Children's Health and Wellness

Maternity Leave

Many women continue to breastfeed whether their maternity leave of absence lasts four to six weeks, or several months. However, the longer the leave of absence, the longer you will have to recuperate after the birth, establish milk production, and develop a good breastfeeding relationship with your baby. The length of time given for a paid maternity leave of absence varies among companies. Some women extend their maternity leaves by taking additional weeks of unpaid leave. Become aware of your rights according to the U.S. Department of Labor's Family and Medical Leave Act and check with your employer to determine the latest date you may return.

In addition to extending the length of a maternity leave, many women explore other employment options. Some women arrange with their employers to:

  • Return to work on a part-time basis initially, or long-term

  • Job-share

  • Work from home

These options benefit both the employer who retains a skilled employee and the employee who has more time with her baby.

When planning your return to work, ask if you might begin the first week on a Wednesday or a Thursday, so you will soon have the weekend to work out any unexpected problems.

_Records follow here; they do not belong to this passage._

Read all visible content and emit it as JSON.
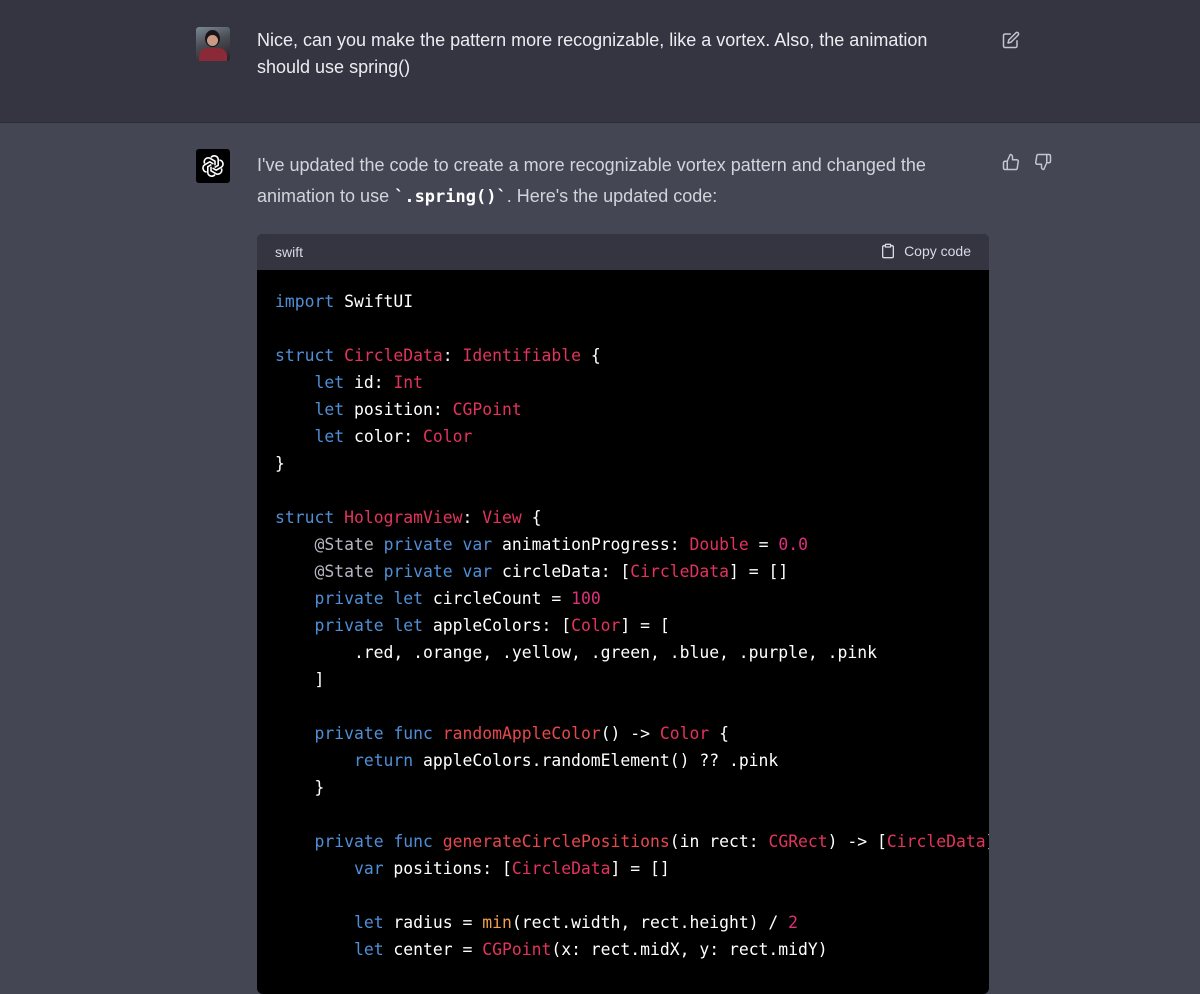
{
  "user_message": {
    "text": "Nice, can you make the pattern more recognizable, like a vortex. Also, the animation should use spring()"
  },
  "assistant_message": {
    "text_before_code": "I've updated the code to create a more recognizable vortex pattern and changed the animation to use ",
    "inline_code": "`.spring()`",
    "text_after_code": ". Here's the updated code:"
  },
  "code_block": {
    "language": "swift",
    "copy_label": "Copy code",
    "lines": [
      [
        [
          "kw",
          "import"
        ],
        [
          "pl",
          " SwiftUI"
        ]
      ],
      [],
      [
        [
          "kw",
          "struct"
        ],
        [
          "pl",
          " "
        ],
        [
          "ty",
          "CircleData"
        ],
        [
          "pl",
          ": "
        ],
        [
          "ty",
          "Identifiable"
        ],
        [
          "pl",
          " {"
        ]
      ],
      [
        [
          "pl",
          "    "
        ],
        [
          "kw",
          "let"
        ],
        [
          "pl",
          " id: "
        ],
        [
          "ty",
          "Int"
        ]
      ],
      [
        [
          "pl",
          "    "
        ],
        [
          "kw",
          "let"
        ],
        [
          "pl",
          " position: "
        ],
        [
          "ty",
          "CGPoint"
        ]
      ],
      [
        [
          "pl",
          "    "
        ],
        [
          "kw",
          "let"
        ],
        [
          "pl",
          " color: "
        ],
        [
          "ty",
          "Color"
        ]
      ],
      [
        [
          "pl",
          "}"
        ]
      ],
      [],
      [
        [
          "kw",
          "struct"
        ],
        [
          "pl",
          " "
        ],
        [
          "ty",
          "HologramView"
        ],
        [
          "pl",
          ": "
        ],
        [
          "ty",
          "View"
        ],
        [
          "pl",
          " {"
        ]
      ],
      [
        [
          "pl",
          "    "
        ],
        [
          "at",
          "@State"
        ],
        [
          "pl",
          " "
        ],
        [
          "kw",
          "private"
        ],
        [
          "pl",
          " "
        ],
        [
          "kw",
          "var"
        ],
        [
          "pl",
          " animationProgress: "
        ],
        [
          "ty",
          "Double"
        ],
        [
          "pl",
          " = "
        ],
        [
          "nm",
          "0.0"
        ]
      ],
      [
        [
          "pl",
          "    "
        ],
        [
          "at",
          "@State"
        ],
        [
          "pl",
          " "
        ],
        [
          "kw",
          "private"
        ],
        [
          "pl",
          " "
        ],
        [
          "kw",
          "var"
        ],
        [
          "pl",
          " circleData: ["
        ],
        [
          "ty",
          "CircleData"
        ],
        [
          "pl",
          "] = []"
        ]
      ],
      [
        [
          "pl",
          "    "
        ],
        [
          "kw",
          "private"
        ],
        [
          "pl",
          " "
        ],
        [
          "kw",
          "let"
        ],
        [
          "pl",
          " circleCount = "
        ],
        [
          "nm",
          "100"
        ]
      ],
      [
        [
          "pl",
          "    "
        ],
        [
          "kw",
          "private"
        ],
        [
          "pl",
          " "
        ],
        [
          "kw",
          "let"
        ],
        [
          "pl",
          " appleColors: ["
        ],
        [
          "ty",
          "Color"
        ],
        [
          "pl",
          "] = ["
        ]
      ],
      [
        [
          "pl",
          "        .red, .orange, .yellow, .green, .blue, .purple, .pink"
        ]
      ],
      [
        [
          "pl",
          "    ]"
        ]
      ],
      [],
      [
        [
          "pl",
          "    "
        ],
        [
          "kw",
          "private"
        ],
        [
          "pl",
          " "
        ],
        [
          "kw",
          "func"
        ],
        [
          "pl",
          " "
        ],
        [
          "fn",
          "randomAppleColor"
        ],
        [
          "pl",
          "() -> "
        ],
        [
          "ty",
          "Color"
        ],
        [
          "pl",
          " {"
        ]
      ],
      [
        [
          "pl",
          "        "
        ],
        [
          "kw",
          "return"
        ],
        [
          "pl",
          " appleColors.randomElement() ?? .pink"
        ]
      ],
      [
        [
          "pl",
          "    }"
        ]
      ],
      [],
      [
        [
          "pl",
          "    "
        ],
        [
          "kw",
          "private"
        ],
        [
          "pl",
          " "
        ],
        [
          "kw",
          "func"
        ],
        [
          "pl",
          " "
        ],
        [
          "fn",
          "generateCirclePositions"
        ],
        [
          "pl",
          "(in rect: "
        ],
        [
          "ty",
          "CGRect"
        ],
        [
          "pl",
          ") -> ["
        ],
        [
          "ty",
          "CircleData"
        ],
        [
          "pl",
          "] {"
        ]
      ],
      [
        [
          "pl",
          "        "
        ],
        [
          "kw",
          "var"
        ],
        [
          "pl",
          " positions: ["
        ],
        [
          "ty",
          "CircleData"
        ],
        [
          "pl",
          "] = []"
        ]
      ],
      [],
      [
        [
          "pl",
          "        "
        ],
        [
          "kw",
          "let"
        ],
        [
          "pl",
          " radius = "
        ],
        [
          "bi",
          "min"
        ],
        [
          "pl",
          "(rect.width, rect.height) / "
        ],
        [
          "nm",
          "2"
        ]
      ],
      [
        [
          "pl",
          "        "
        ],
        [
          "kw",
          "let"
        ],
        [
          "pl",
          " center = "
        ],
        [
          "ty",
          "CGPoint"
        ],
        [
          "pl",
          "(x: rect.midX, y: rect.midY)"
        ]
      ]
    ]
  },
  "icons": {
    "edit": "edit-icon",
    "thumbs_up": "thumbs-up-icon",
    "thumbs_down": "thumbs-down-icon",
    "clipboard": "clipboard-icon",
    "openai_logo": "openai-logo-icon"
  },
  "colors": {
    "user_bg": "#343541",
    "assistant_bg": "#444654",
    "code_bg": "#000000",
    "keyword": "#4f8fd6",
    "type": "#e2335d",
    "number": "#df3079"
  }
}
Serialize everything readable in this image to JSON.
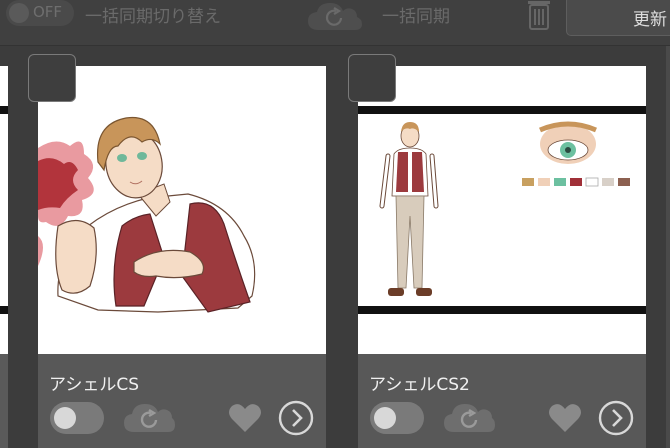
{
  "toolbar": {
    "toggle_text": "OFF",
    "bulk_sync_toggle_label": "一括同期切り替え",
    "bulk_sync_label": "一括同期",
    "update_label": "更新"
  },
  "cards": [
    {
      "name": "アシェルCS"
    },
    {
      "name": "アシェルCS2"
    }
  ],
  "colors": {
    "background": "#3c3c3c",
    "card": "#585858",
    "vest": "#9c3a3e",
    "hair": "#c8955a",
    "eyes": "#6fb89a"
  },
  "palette_swatches": [
    "#c8a060",
    "#f0d0b8",
    "#6cc0a0",
    "#a03038",
    "#ffffff",
    "#d8d0c8",
    "#8c6050"
  ],
  "icons": [
    "cloud-sync-icon",
    "trash-icon",
    "heart-icon",
    "chevron-right-icon"
  ]
}
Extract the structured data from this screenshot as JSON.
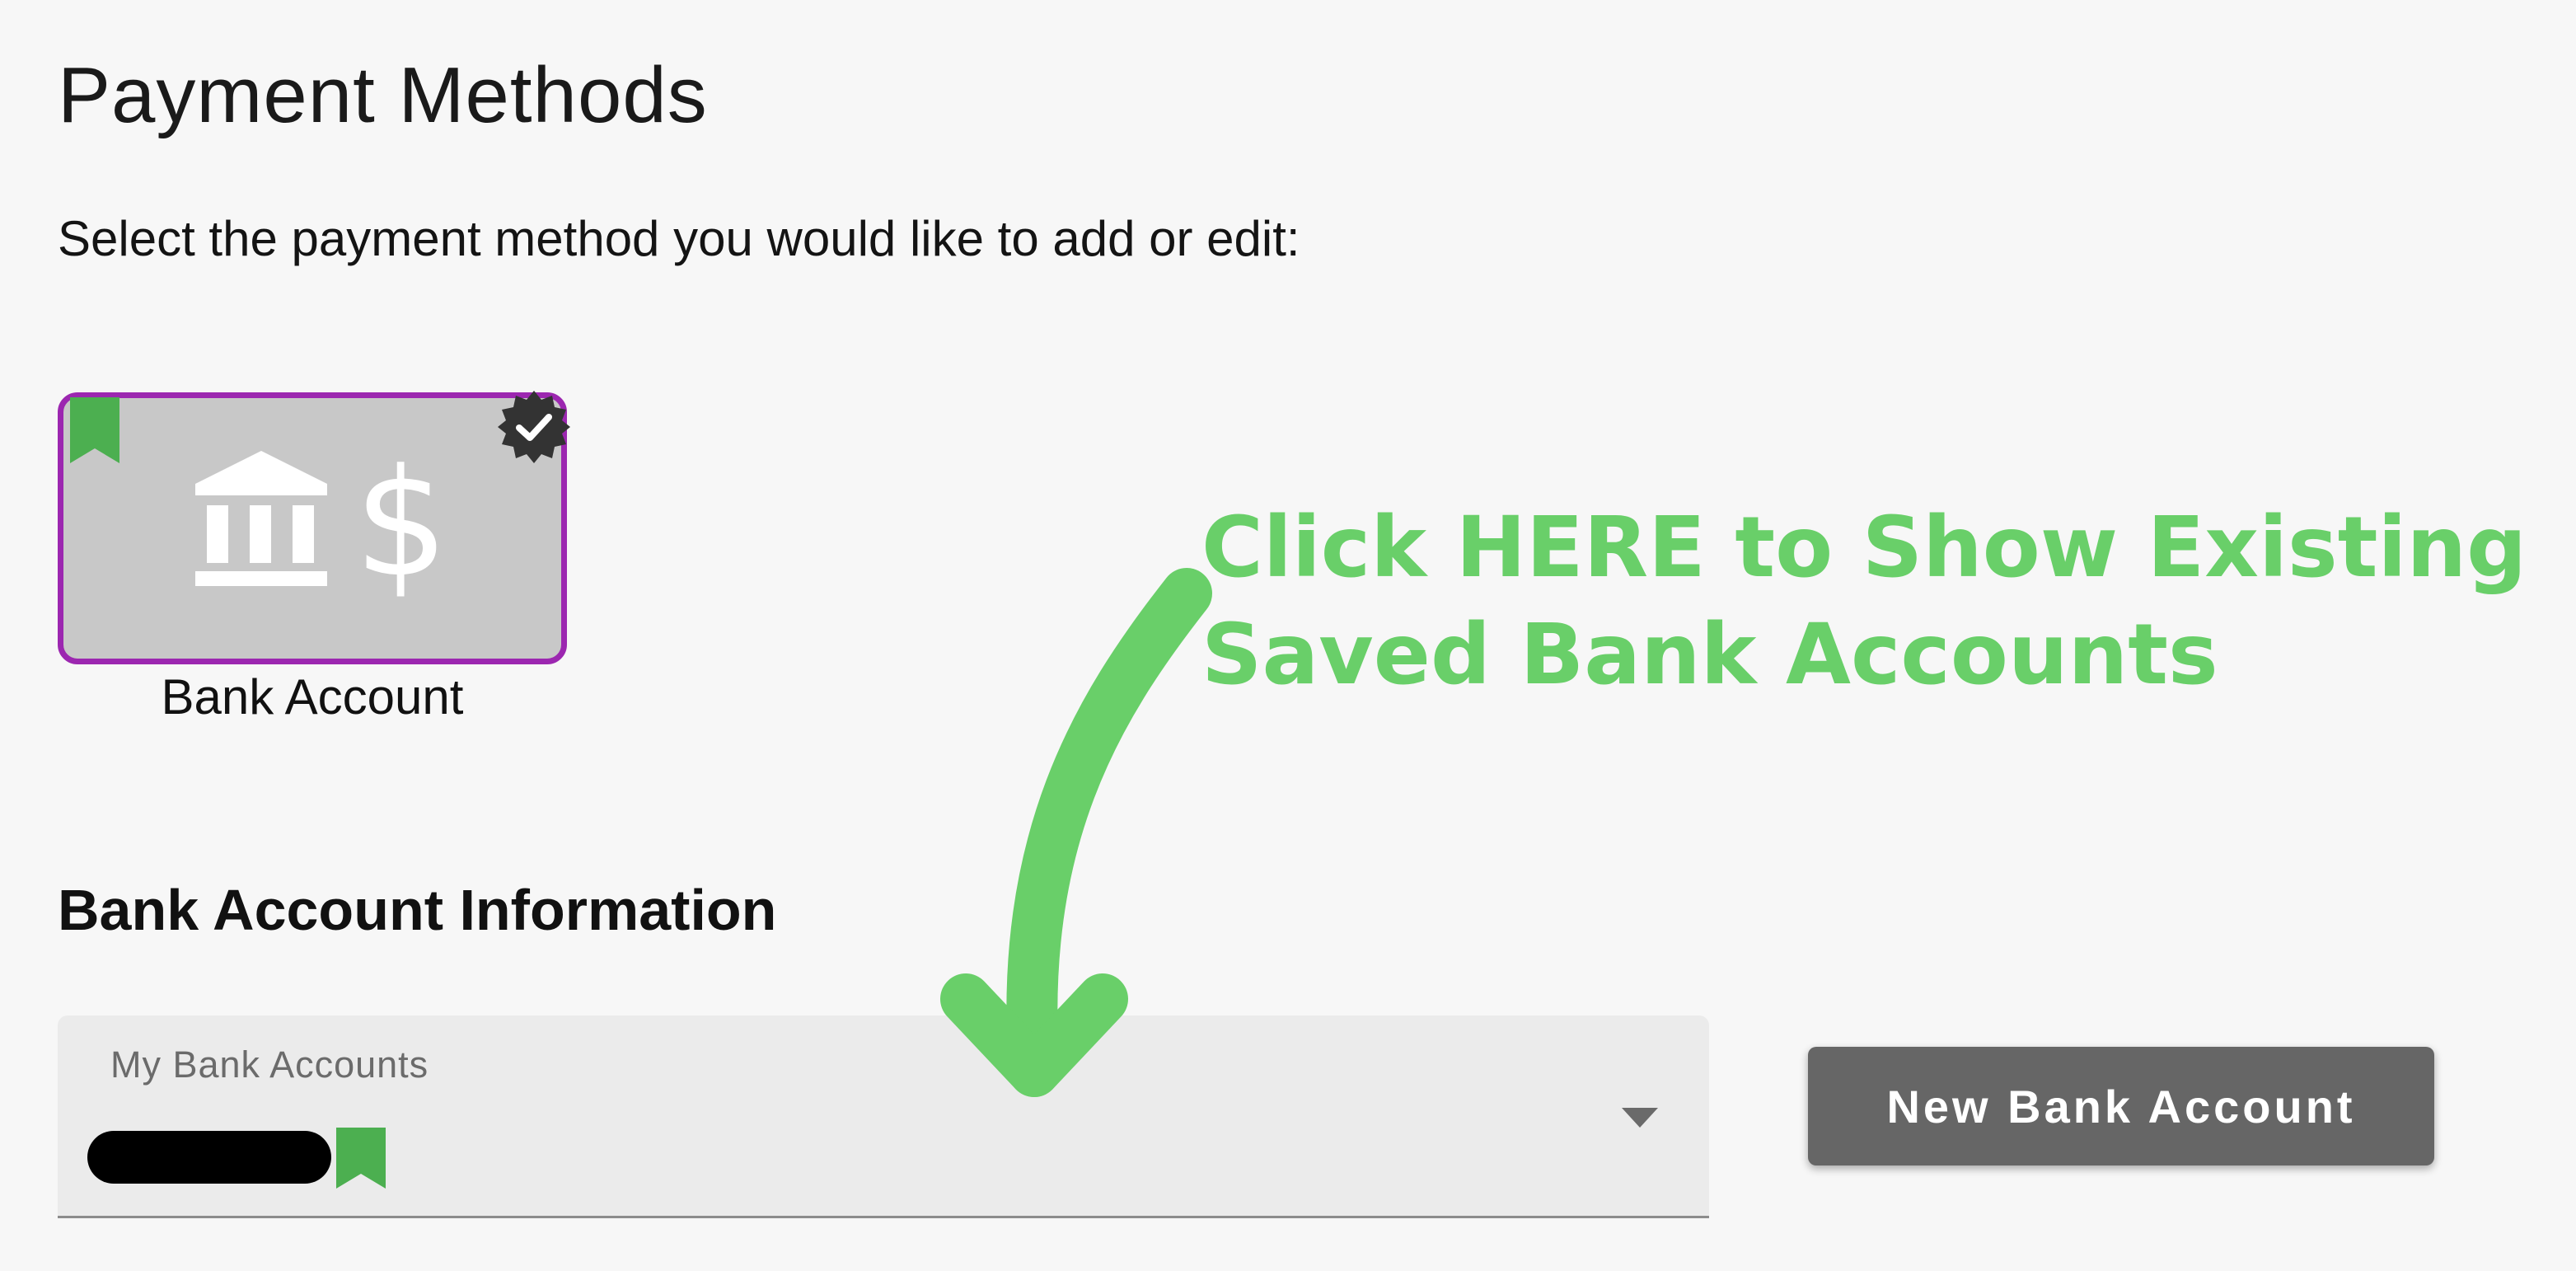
{
  "page": {
    "title": "Payment Methods",
    "instructions": "Select the payment method you would like to add or edit:"
  },
  "payment_method": {
    "label": "Bank Account",
    "icon": "bank-dollar-icon",
    "selected": true,
    "accent_color": "#9c27b0",
    "bookmark_color": "#4caf50"
  },
  "bank_section": {
    "heading": "Bank Account Information",
    "select": {
      "label": "My Bank Accounts",
      "value": "",
      "value_redacted": true
    },
    "new_account_label": "New Bank Account"
  },
  "annotation": {
    "line1": "Click HERE to Show Existing",
    "line2": "Saved Bank Accounts",
    "color": "#69cf69"
  }
}
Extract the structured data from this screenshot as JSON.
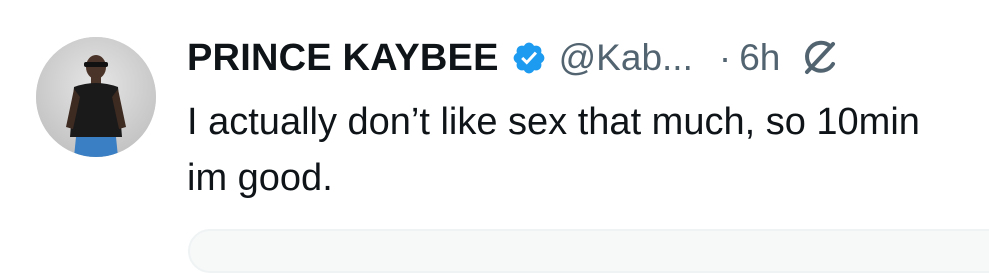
{
  "tweet": {
    "author": {
      "display_name": "PRINCE KAYBEE",
      "handle": "@Kab...",
      "verified": true,
      "avatar_icon": "profile-photo"
    },
    "separator": "·",
    "timestamp": "6h",
    "grok_icon": "grok-icon",
    "text": "I actually don’t like sex that much, so 10min im good.",
    "colors": {
      "verified_badge": "#1d9bf0",
      "secondary_text": "#536471",
      "primary_text": "#0f1419"
    }
  }
}
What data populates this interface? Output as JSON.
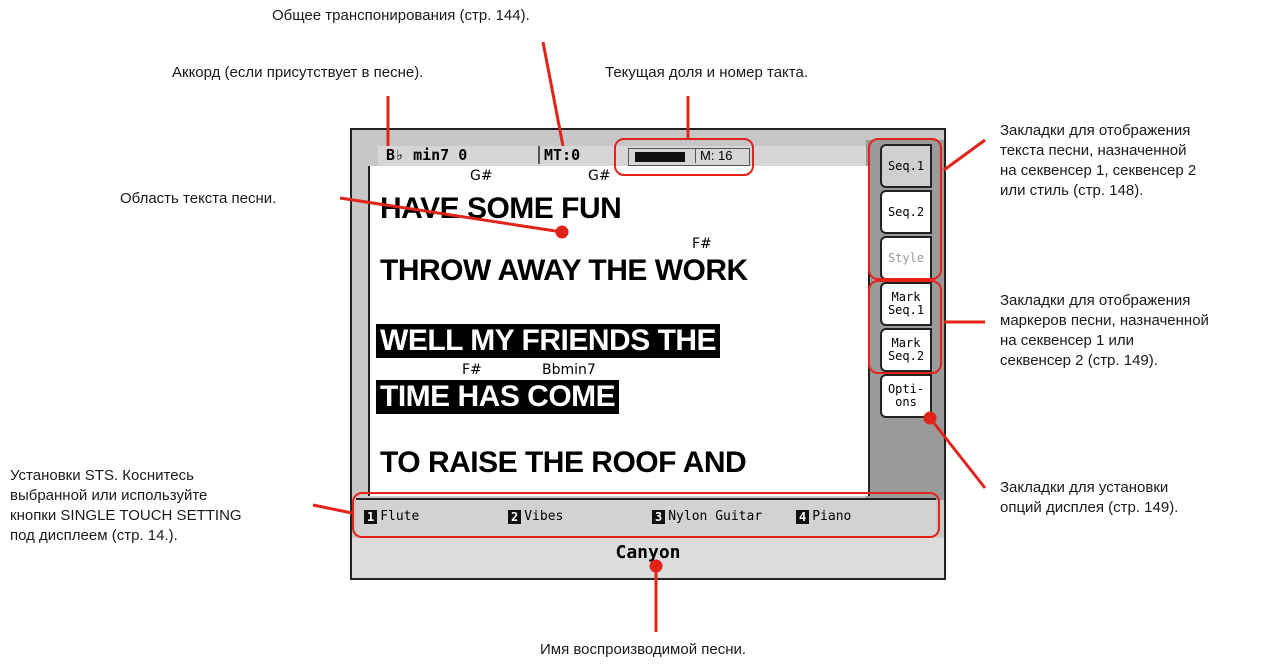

Online Source: Family and Medical Leave, United States Department of Laborhttp://www.dol.gov/dol/topic/benefits-leave/fmla.htm
Online Source: Breastfeeding: Going back to work, U.S. Department of Health and Human Services Office on Women's Healthhttp://www.womenshealth.gov/breastfeeding/going-back-to-work/
Online Editor: Geller, Arlene
Online Medical Reviewer: Finke, Amy, RN, BSN
Online Medical Reviewer: newMentor board-certified, academically affiliated clinician
Date Last Reviewed: 5/29/2013
© 2000-2014 Krames StayWell, 780 Township Line Road, Yardley, PA 19067. All rights reserved. This information is not intended as a substitute for professional medical care. Always follow your healthcare professional's instructions.